Historically, the tax issue of bad marriage has been categorized as "good or bad" for marriage. The IRS did not give tax exemptions to innocent spouses, but it changed that mindset.
Innocent spouse and IRS
When there is a problem with marriage, finance is almost always one of the contributing factors to the conflict. This is especially true if both spouses file a joint tax return signed as a taxpayer. The IRS has historically held both spouses responsible for the consequences if the tax return information is false or inaccurate. If the tax in question has not been paid, the IRS will try to get both spouses to pay the refund. In the worst case, it may include criminal accusations of tax evasion.
Fortunately, the IRS has changed its view of corporate taxpayers' collective liability. The IRS currently admits that an innocent spouse cannot manage an inactive ex-spouse. This allows these innocent spouses to claim three types of tax exemptions.
1.1. Innocent Marriage Relief
- Exemption from separation of responsibilities
- Fair compensation
If the IRS requires tax obligations from your ex-spouse, you can seek tax exemption based on these three theories if all of the following requirements are met: First, I submitted a joint return containing inaccurate information. Second, he was unaware of the inaccuracies and had no reason to do so. Finally, if you take the situation into account, it is unfair to hold you tax liable.

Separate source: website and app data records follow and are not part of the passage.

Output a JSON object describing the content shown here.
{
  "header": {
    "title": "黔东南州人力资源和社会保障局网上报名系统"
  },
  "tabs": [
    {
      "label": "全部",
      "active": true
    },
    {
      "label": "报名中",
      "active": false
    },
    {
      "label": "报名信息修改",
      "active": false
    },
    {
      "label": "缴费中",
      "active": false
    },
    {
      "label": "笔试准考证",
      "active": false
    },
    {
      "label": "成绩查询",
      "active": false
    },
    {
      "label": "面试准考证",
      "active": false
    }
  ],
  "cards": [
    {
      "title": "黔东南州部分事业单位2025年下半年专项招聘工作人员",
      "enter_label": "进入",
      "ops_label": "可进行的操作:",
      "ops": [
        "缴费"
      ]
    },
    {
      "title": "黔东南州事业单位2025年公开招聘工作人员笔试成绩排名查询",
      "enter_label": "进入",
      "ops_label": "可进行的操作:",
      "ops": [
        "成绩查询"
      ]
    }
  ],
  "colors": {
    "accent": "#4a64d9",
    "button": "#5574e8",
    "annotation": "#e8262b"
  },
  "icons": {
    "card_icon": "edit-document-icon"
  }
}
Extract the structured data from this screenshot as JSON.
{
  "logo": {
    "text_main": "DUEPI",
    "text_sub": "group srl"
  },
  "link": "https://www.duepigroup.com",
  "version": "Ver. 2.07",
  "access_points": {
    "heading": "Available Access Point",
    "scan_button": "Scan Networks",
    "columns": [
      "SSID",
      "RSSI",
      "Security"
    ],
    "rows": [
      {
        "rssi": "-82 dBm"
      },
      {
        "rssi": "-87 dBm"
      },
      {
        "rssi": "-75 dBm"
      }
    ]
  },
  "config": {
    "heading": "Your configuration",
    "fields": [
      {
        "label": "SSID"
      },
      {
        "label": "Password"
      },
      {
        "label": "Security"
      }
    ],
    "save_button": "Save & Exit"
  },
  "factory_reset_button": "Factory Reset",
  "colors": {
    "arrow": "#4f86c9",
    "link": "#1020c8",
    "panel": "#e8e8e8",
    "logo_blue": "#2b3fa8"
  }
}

The IRS will evaluate your application and make decisions about your application. The IRS may simply waive your tax claims and agree to track your inactive spouse as the sole debtor. Alternatively, the IRS can split the taxes on his and her accounts and require you to pay only half of the amount payable. This may sound less, but it cuts your tax bill in half. In rare cases, you can ask the IRS for fair relief. Fair bailout is another way of saying that paying taxes is unfair. You and your spouse did not transfer assets as part of a fraudulent plan, did not transfer assets for tax evasion purposes, did not intend to commit fraud, did not have to pay taxes , And you have to show what you don't know your spouse is doing. Fair compensation claims should be handled with the utmost care, as the IRS looks very cynical. However, this is the last step you can take if everything else fails.